■ Description of the task: Copy each line below as written, but skip the pictures.

■ Available data:
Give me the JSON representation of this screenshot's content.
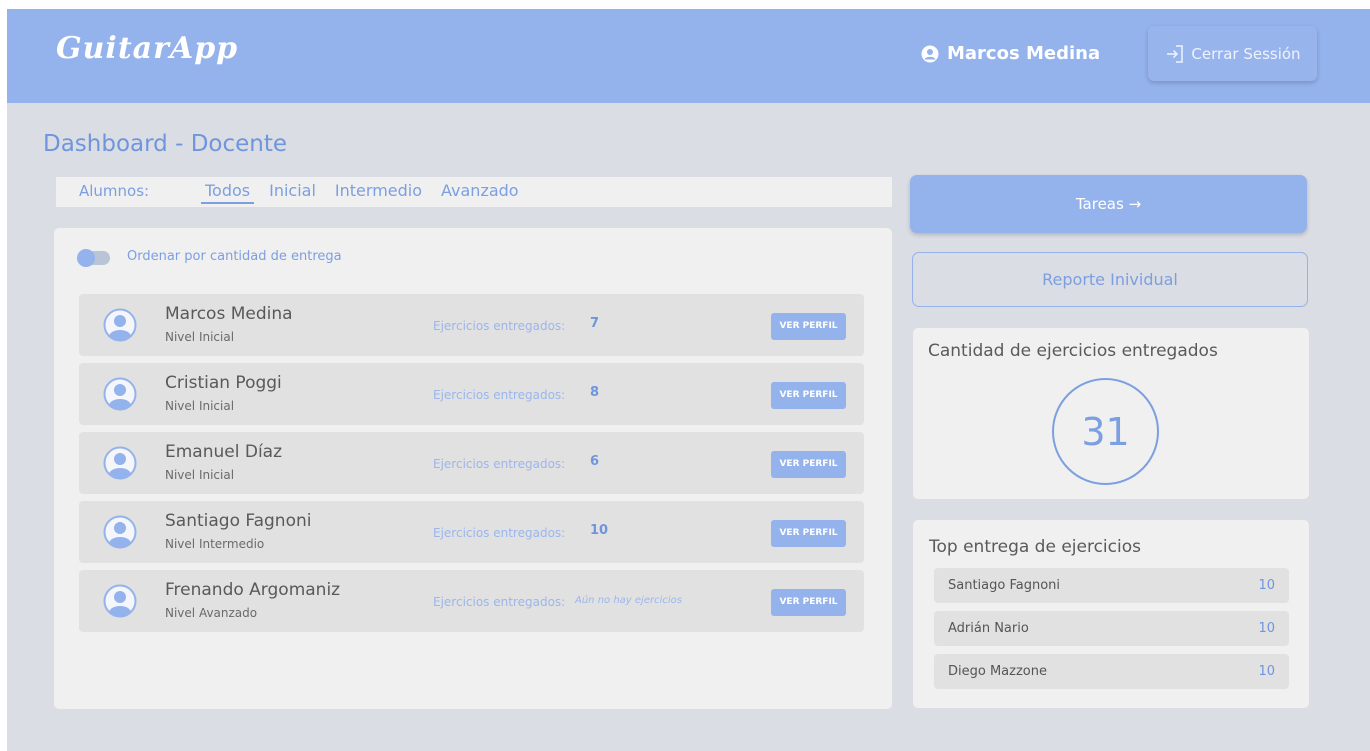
{
  "header": {
    "logo": "GuitarApp",
    "user_name": "Marcos Medina",
    "logout_label": "Cerrar Sessión"
  },
  "page": {
    "title": "Dashboard - Docente"
  },
  "filters": {
    "label": "Alumnos:",
    "tabs": [
      "Todos",
      "Inicial",
      "Intermedio",
      "Avanzado"
    ],
    "active": "Todos"
  },
  "sort": {
    "label": "Ordenar por cantidad de entrega",
    "enabled": false
  },
  "students": [
    {
      "name": "Marcos Medina",
      "level": "Nivel Inicial",
      "ejercicios_label": "Ejercicios entregados:",
      "ejercicios": "7",
      "button": "VER PERFIL"
    },
    {
      "name": "Cristian Poggi",
      "level": "Nivel Inicial",
      "ejercicios_label": "Ejercicios entregados:",
      "ejercicios": "8",
      "button": "VER PERFIL"
    },
    {
      "name": "Emanuel Díaz",
      "level": "Nivel Inicial",
      "ejercicios_label": "Ejercicios entregados:",
      "ejercicios": "6",
      "button": "VER PERFIL"
    },
    {
      "name": "Santiago Fagnoni",
      "level": "Nivel Intermedio",
      "ejercicios_label": "Ejercicios entregados:",
      "ejercicios": "10",
      "button": "VER PERFIL"
    },
    {
      "name": "Frenando Argomaniz",
      "level": "Nivel Avanzado",
      "ejercicios_label": "Ejercicios entregados:",
      "ejercicios": "Aún no hay ejercicios",
      "button": "VER PERFIL"
    }
  ],
  "actions": {
    "tareas": "Tareas →",
    "reporte": "Reporte Inividual"
  },
  "count_card": {
    "title": "Cantidad de ejercicios entregados",
    "value": "31"
  },
  "top_card": {
    "title": "Top entrega de ejercicios",
    "items": [
      {
        "name": "Santiago Fagnoni",
        "value": "10"
      },
      {
        "name": "Adrián Nario",
        "value": "10"
      },
      {
        "name": "Diego Mazzone",
        "value": "10"
      }
    ]
  },
  "colors": {
    "header": "#94b2eb",
    "accent": "#7b9fe0",
    "background": "#dadde3",
    "panel": "#f0f0f0"
  },
  "icons": {
    "user": "user-circle-icon",
    "logout": "sign-in-icon",
    "avatar": "avatar-icon"
  }
}
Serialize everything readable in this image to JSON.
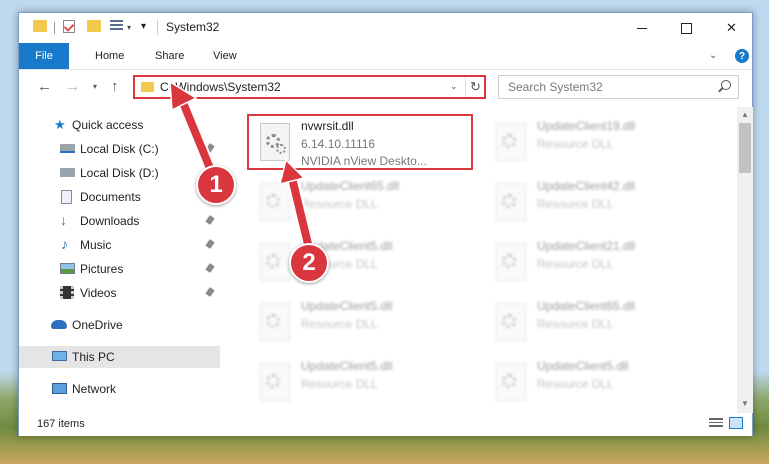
{
  "window": {
    "title": "System32",
    "minimize_icon": "minimize-icon",
    "maximize_icon": "maximize-icon",
    "close_icon": "close-icon"
  },
  "ribbon": {
    "tabs": [
      "File",
      "Home",
      "Share",
      "View"
    ],
    "expand_icon": "chevron-down-icon",
    "help_icon": "?"
  },
  "navigation": {
    "address": "C:\\Windows\\System32",
    "search_placeholder": "Search System32"
  },
  "sidebar": {
    "items": [
      {
        "label": "Quick access",
        "icon": "star-icon",
        "pinned": false
      },
      {
        "label": "Local Disk (C:)",
        "icon": "drive-icon",
        "pinned": true
      },
      {
        "label": "Local Disk (D:)",
        "icon": "drive-icon",
        "pinned": false
      },
      {
        "label": "Documents",
        "icon": "documents-icon",
        "pinned": true
      },
      {
        "label": "Downloads",
        "icon": "download-icon",
        "pinned": true
      },
      {
        "label": "Music",
        "icon": "music-icon",
        "pinned": true
      },
      {
        "label": "Pictures",
        "icon": "pictures-icon",
        "pinned": true
      },
      {
        "label": "Videos",
        "icon": "video-icon",
        "pinned": true
      },
      {
        "label": "OneDrive",
        "icon": "cloud-icon",
        "pinned": false
      },
      {
        "label": "This PC",
        "icon": "computer-icon",
        "pinned": false,
        "selected": true
      },
      {
        "label": "Network",
        "icon": "network-icon",
        "pinned": false
      }
    ]
  },
  "files": {
    "selected": {
      "name": "nvwrsit.dll",
      "version": "6.14.10.11116",
      "description": "NVIDIA nView Deskto..."
    },
    "items": [
      {
        "name": "UpdateClient19.dll",
        "type": "Resource DLL"
      },
      {
        "name": "UpdateClient65.dll",
        "type": "Resource DLL"
      },
      {
        "name": "UpdateClient42.dll",
        "type": "Resource DLL"
      },
      {
        "name": "UpdateClient5.dll",
        "type": "Resource DLL"
      },
      {
        "name": "UpdateClient21.dll",
        "type": "Resource DLL"
      },
      {
        "name": "UpdateClient5.dll",
        "type": "Resource DLL"
      },
      {
        "name": "UpdateClient65.dll",
        "type": "Resource DLL"
      },
      {
        "name": "UpdateClient5.dll",
        "type": "Resource DLL"
      },
      {
        "name": "UpdateClient5.dll",
        "type": "Resource DLL"
      }
    ]
  },
  "status": {
    "item_count": "167 items"
  },
  "annotations": {
    "step1": "1",
    "step2": "2",
    "highlight_color": "#d9363e"
  },
  "colors": {
    "accent": "#1979ca",
    "folder": "#f2c94c"
  }
}
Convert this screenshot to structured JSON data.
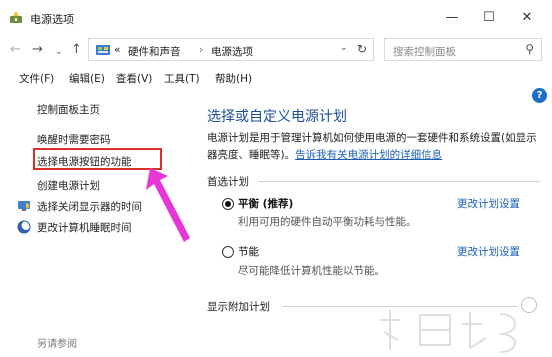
{
  "window": {
    "title": "电源选项",
    "minimize": "—",
    "maximize": "☐",
    "close": "✕"
  },
  "addressbar": {
    "back": "←",
    "forward": "→",
    "history_dropdown": "⌄",
    "up": "↑",
    "overflow": "«",
    "crumbs": [
      "硬件和声音",
      "电源选项"
    ],
    "separator": "›",
    "dropdown": "⌄",
    "refresh": "↻"
  },
  "search": {
    "placeholder": "搜索控制面板",
    "icon": "⚲"
  },
  "menubar": {
    "items": [
      "文件(F)",
      "编辑(E)",
      "查看(V)",
      "工具(T)",
      "帮助(H)"
    ]
  },
  "sidebar": {
    "home": "控制面板主页",
    "links": [
      "唤醒时需要密码",
      "选择电源按钮的功能",
      "创建电源计划",
      "选择关闭显示器的时间",
      "更改计算机睡眠时间"
    ],
    "see_also": "另请参阅"
  },
  "main": {
    "help": "?",
    "heading": "选择或自定义电源计划",
    "desc_line1": "电源计划是用于管理计算机如何使用电源的一套硬件和系统设置(如显示",
    "desc_line2_prefix": "器亮度、睡眠等)。",
    "desc_link": "告诉我有关电源计划的详细信息",
    "preferred_title": "首选计划",
    "plans": [
      {
        "name": "平衡 (推荐)",
        "desc": "利用可用的硬件自动平衡功耗与性能。",
        "link": "更改计划设置",
        "selected": true
      },
      {
        "name": "节能",
        "desc": "尽可能降低计算机性能以节能。",
        "link": "更改计划设置",
        "selected": false
      }
    ],
    "additional_title": "显示附加计划"
  },
  "colors": {
    "heading": "#1b4e96",
    "link": "#1d5fb5",
    "highlight_border": "#d9302c",
    "arrow": "#e636d6",
    "help_icon": "#1e6fc8"
  }
}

■ Answer space:
Give me the JSON representation of this screenshot's content.
{
  "header": {
    "logo": "GuitarApp",
    "user_name": "Marcos Medina",
    "logout_label": "Cerrar Sessión"
  },
  "page": {
    "title": "Dashboard - Docente"
  },
  "filters": {
    "label": "Alumnos:",
    "tabs": [
      "Todos",
      "Inicial",
      "Intermedio",
      "Avanzado"
    ],
    "active": "Todos"
  },
  "sort": {
    "label": "Ordenar por cantidad de entrega",
    "enabled": false
  },
  "students": [
    {
      "name": "Marcos Medina",
      "level": "Nivel Inicial",
      "ejercicios_label": "Ejercicios entregados:",
      "ejercicios": "7",
      "button": "VER PERFIL"
    },
    {
      "name": "Cristian Poggi",
      "level": "Nivel Inicial",
      "ejercicios_label": "Ejercicios entregados:",
      "ejercicios": "8",
      "button": "VER PERFIL"
    },
    {
      "name": "Emanuel Díaz",
      "level": "Nivel Inicial",
      "ejercicios_label": "Ejercicios entregados:",
      "ejercicios": "6",
      "button": "VER PERFIL"
    },
    {
      "name": "Santiago Fagnoni",
      "level": "Nivel Intermedio",
      "ejercicios_label": "Ejercicios entregados:",
      "ejercicios": "10",
      "button": "VER PERFIL"
    },
    {
      "name": "Frenando Argomaniz",
      "level": "Nivel Avanzado",
      "ejercicios_label": "Ejercicios entregados:",
      "ejercicios": "Aún no hay ejercicios",
      "button": "VER PERFIL"
    }
  ],
  "actions": {
    "tareas": "Tareas →",
    "reporte": "Reporte Inividual"
  },
  "count_card": {
    "title": "Cantidad de ejercicios entregados",
    "value": "31"
  },
  "top_card": {
    "title": "Top entrega de ejercicios",
    "items": [
      {
        "name": "Santiago Fagnoni",
        "value": "10"
      },
      {
        "name": "Adrián Nario",
        "value": "10"
      },
      {
        "name": "Diego Mazzone",
        "value": "10"
      }
    ]
  },
  "colors": {
    "header": "#94b2eb",
    "accent": "#7b9fe0",
    "background": "#dadde3",
    "panel": "#f0f0f0"
  },
  "icons": {
    "user": "user-circle-icon",
    "logout": "sign-in-icon",
    "avatar": "avatar-icon"
  }
}
Serialize everything readable in this image to JSON.
{
  "window": {
    "title": "System32",
    "minimize_icon": "minimize-icon",
    "maximize_icon": "maximize-icon",
    "close_icon": "close-icon"
  },
  "ribbon": {
    "tabs": [
      "File",
      "Home",
      "Share",
      "View"
    ],
    "expand_icon": "chevron-down-icon",
    "help_icon": "?"
  },
  "navigation": {
    "address": "C:\\Windows\\System32",
    "search_placeholder": "Search System32"
  },
  "sidebar": {
    "items": [
      {
        "label": "Quick access",
        "icon": "star-icon",
        "pinned": false
      },
      {
        "label": "Local Disk (C:)",
        "icon": "drive-icon",
        "pinned": true
      },
      {
        "label": "Local Disk (D:)",
        "icon": "drive-icon",
        "pinned": false
      },
      {
        "label": "Documents",
        "icon": "documents-icon",
        "pinned": true
      },
      {
        "label": "Downloads",
        "icon": "download-icon",
        "pinned": true
      },
      {
        "label": "Music",
        "icon": "music-icon",
        "pinned": true
      },
      {
        "label": "Pictures",
        "icon": "pictures-icon",
        "pinned": true
      },
      {
        "label": "Videos",
        "icon": "video-icon",
        "pinned": true
      },
      {
        "label": "OneDrive",
        "icon": "cloud-icon",
        "pinned": false
      },
      {
        "label": "This PC",
        "icon": "computer-icon",
        "pinned": false,
        "selected": true
      },
      {
        "label": "Network",
        "icon": "network-icon",
        "pinned": false
      }
    ]
  },
  "files": {
    "selected": {
      "name": "nvwrsit.dll",
      "version": "6.14.10.11116",
      "description": "NVIDIA nView Deskto..."
    },
    "items": [
      {
        "name": "UpdateClient19.dll",
        "type": "Resource DLL"
      },
      {
        "name": "UpdateClient65.dll",
        "type": "Resource DLL"
      },
      {
        "name": "UpdateClient42.dll",
        "type": "Resource DLL"
      },
      {
        "name": "UpdateClient5.dll",
        "type": "Resource DLL"
      },
      {
        "name": "UpdateClient21.dll",
        "type": "Resource DLL"
      },
      {
        "name": "UpdateClient5.dll",
        "type": "Resource DLL"
      },
      {
        "name": "UpdateClient65.dll",
        "type": "Resource DLL"
      },
      {
        "name": "UpdateClient5.dll",
        "type": "Resource DLL"
      },
      {
        "name": "UpdateClient5.dll",
        "type": "Resource DLL"
      }
    ]
  },
  "status": {
    "item_count": "167 items"
  },
  "annotations": {
    "step1": "1",
    "step2": "2",
    "highlight_color": "#d9363e"
  },
  "colors": {
    "accent": "#1979ca",
    "folder": "#f2c94c"
  }
}
Convert this screenshot to structured JSON data.
{
  "window": {
    "title": "电源选项",
    "minimize": "—",
    "maximize": "☐",
    "close": "✕"
  },
  "addressbar": {
    "back": "←",
    "forward": "→",
    "history_dropdown": "⌄",
    "up": "↑",
    "overflow": "«",
    "crumbs": [
      "硬件和声音",
      "电源选项"
    ],
    "separator": "›",
    "dropdown": "⌄",
    "refresh": "↻"
  },
  "search": {
    "placeholder": "搜索控制面板",
    "icon": "⚲"
  },
  "menubar": {
    "items": [
      "文件(F)",
      "编辑(E)",
      "查看(V)",
      "工具(T)",
      "帮助(H)"
    ]
  },
  "sidebar": {
    "home": "控制面板主页",
    "links": [
      "唤醒时需要密码",
      "选择电源按钮的功能",
      "创建电源计划",
      "选择关闭显示器的时间",
      "更改计算机睡眠时间"
    ],
    "see_also": "另请参阅"
  },
  "main": {
    "help": "?",
    "heading": "选择或自定义电源计划",
    "desc_line1": "电源计划是用于管理计算机如何使用电源的一套硬件和系统设置(如显示",
    "desc_line2_prefix": "器亮度、睡眠等)。",
    "desc_link": "告诉我有关电源计划的详细信息",
    "preferred_title": "首选计划",
    "plans": [
      {
        "name": "平衡 (推荐)",
        "desc": "利用可用的硬件自动平衡功耗与性能。",
        "link": "更改计划设置",
        "selected": true
      },
      {
        "name": "节能",
        "desc": "尽可能降低计算机性能以节能。",
        "link": "更改计划设置",
        "selected": false
      }
    ],
    "additional_title": "显示附加计划"
  },
  "colors": {
    "heading": "#1b4e96",
    "link": "#1d5fb5",
    "highlight_border": "#d9302c",
    "arrow": "#e636d6",
    "help_icon": "#1e6fc8"
  }
}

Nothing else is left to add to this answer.